This is not a new idea - one other example mentioned previously on this blog was "An improved version of the Fajarowicz Gambit?" - but I believe it's worth highlighting again, as a motivational factor in chess study. While too much training (especially when very repetitive) can lead to diminishing returns, broadening your study horizon can lead to new breakthroughs and insights into the game, which is how we become stronger over time.

04 January 2020

Annnotated Game #233: Boden's Mate

This last-round tournament game was actually going well, until a calculation/visualization error of mine led to my opponent being able to deliver Boden's Mate. This is a threat involving two bishops against a king castled on the queenside, as can happen in the Caro-Kann and other openings. Hopefully it's a lesson that only needs to be learned once.

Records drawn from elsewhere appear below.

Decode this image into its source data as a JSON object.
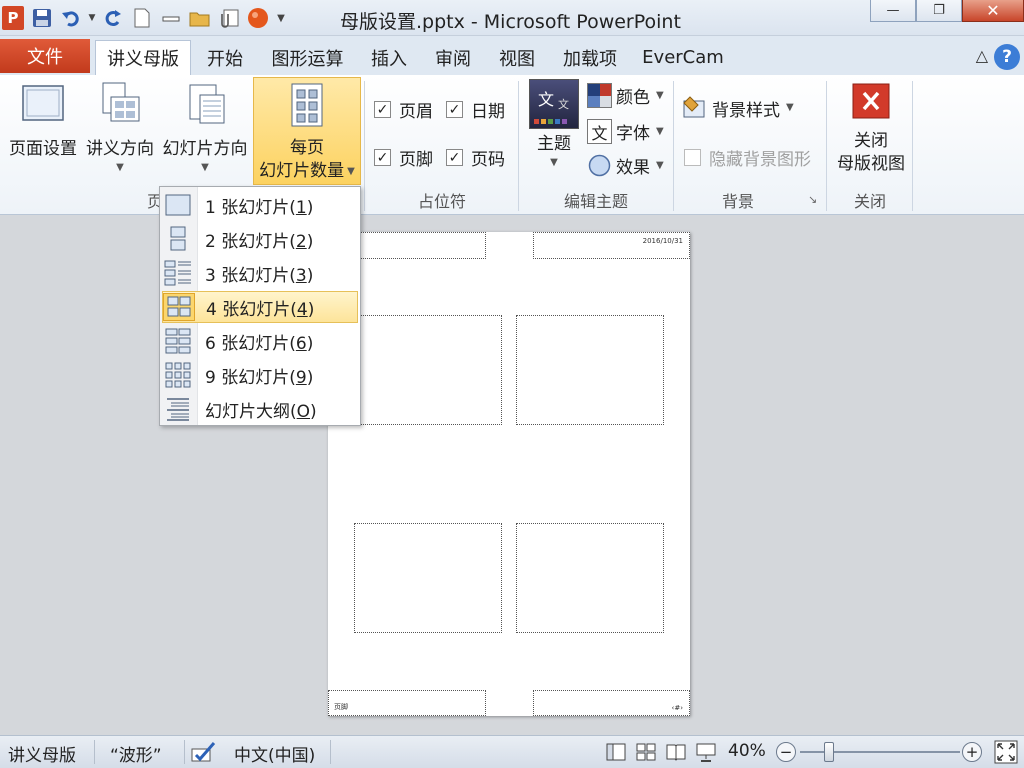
{
  "window": {
    "title": "母版设置.pptx  -  Microsoft PowerPoint",
    "app_logo": "P",
    "minimize": "—",
    "restore": "❐",
    "close": "✕"
  },
  "tabs": {
    "file": "文件",
    "items": [
      "讲义母版",
      "开始",
      "图形运算",
      "插入",
      "审阅",
      "视图",
      "加载项",
      "EverCam"
    ],
    "help": "?",
    "minimize_ribbon": "△"
  },
  "ribbon": {
    "page_setup": "页面设置",
    "handout_orientation": "讲义方向",
    "slide_orientation": "幻灯片方向",
    "slides_per_page_l1": "每页",
    "slides_per_page_l2": "幻灯片数量",
    "group_page_setup": "页",
    "header": "页眉",
    "date": "日期",
    "footer": "页脚",
    "page_number": "页码",
    "group_placeholders": "占位符",
    "themes": "主题",
    "colors": "颜色",
    "fonts": "字体",
    "effects": "效果",
    "theme_glyph_1": "文",
    "theme_glyph_2": "文",
    "font_glyph": "文",
    "group_edit_theme": "编辑主题",
    "background_styles": "背景样式",
    "hide_background": "隐藏背景图形",
    "group_background": "背景",
    "close_master_l1": "关闭",
    "close_master_l2": "母版视图",
    "group_close": "关闭",
    "check_mark": "✓"
  },
  "dropdown": {
    "items": [
      {
        "num": "1 张幻灯片(",
        "key": "1",
        "end": ")"
      },
      {
        "num": "2 张幻灯片(",
        "key": "2",
        "end": ")"
      },
      {
        "num": "3 张幻灯片(",
        "key": "3",
        "end": ")"
      },
      {
        "num": "4 张幻灯片(",
        "key": "4",
        "end": ")"
      },
      {
        "num": "6 张幻灯片(",
        "key": "6",
        "end": ")"
      },
      {
        "num": "9 张幻灯片(",
        "key": "9",
        "end": ")"
      },
      {
        "num": "幻灯片大纲(",
        "key": "O",
        "end": ")"
      }
    ],
    "selected_index": 3
  },
  "handout": {
    "date_text": "2016/10/31",
    "footer_text": "页脚",
    "page_num_text": "‹#›"
  },
  "status": {
    "view": "讲义母版",
    "theme": "“波形”",
    "language": "中文(中国)",
    "zoom": "40%",
    "zoom_minus": "−",
    "zoom_plus": "+",
    "zoom_fraction": 0.18
  },
  "colors": {
    "file_tab": "#c7401f",
    "highlight": "#fcd260",
    "close_button": "#c8452a"
  }
}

[Event "?"] [Site "?"] [Date "????.??.??"] [Round "?"] [White "Class A"] [Black "ChessAdmin"] [Result "1-0"] [ECO "B18"] [Annotator "ChessAdmin/Komodo 11.2"] [PlyCount "29"] 1. e4 c6 2. d4 d5 3. Nc3 dxe4 4. Nxe4 Bf5 5. Ng3 Bg6 6. N1e2 Nf6 7. Nf4 e5 { this is the standard antidote to White's plan with N1e2-f4. Black's central counterattack resolves the tension with equality.} 8. Nxg6 hxg6 9. dxe5 Qa5+ { this is the main idea behind ...e5, regaining the pawn with an active queen.} 10. c3 (10. Bd2 {is played more often, but Black's response is essentially the same.}) 10... Qxe5+ 11. Be2 {this indicated White wanted to keep playing for a win. Qe2 is the standard alternative.} Nbd7 12. O-O O-O-O 13. Qa4 Bc5 14. Bf4 Qe8 $4 {I thought that this was the "safe" move to play, but completely missed the queen sacrifice for an unusual mating pattern. Even without that, b4 would also be winning for White.} (14... Rh4 {I considered for a while, as the dynamic (and it turns out only) response to White's last move, but calculated incorrectly that Black's rook could be trapped or put out of action.} 15. Bxe5 Rxa4 16. b3 (16. Bxf6 Nxf6 $11) 16... Rh4 {and Black is fine.}) 15. Qxc6+ 1-0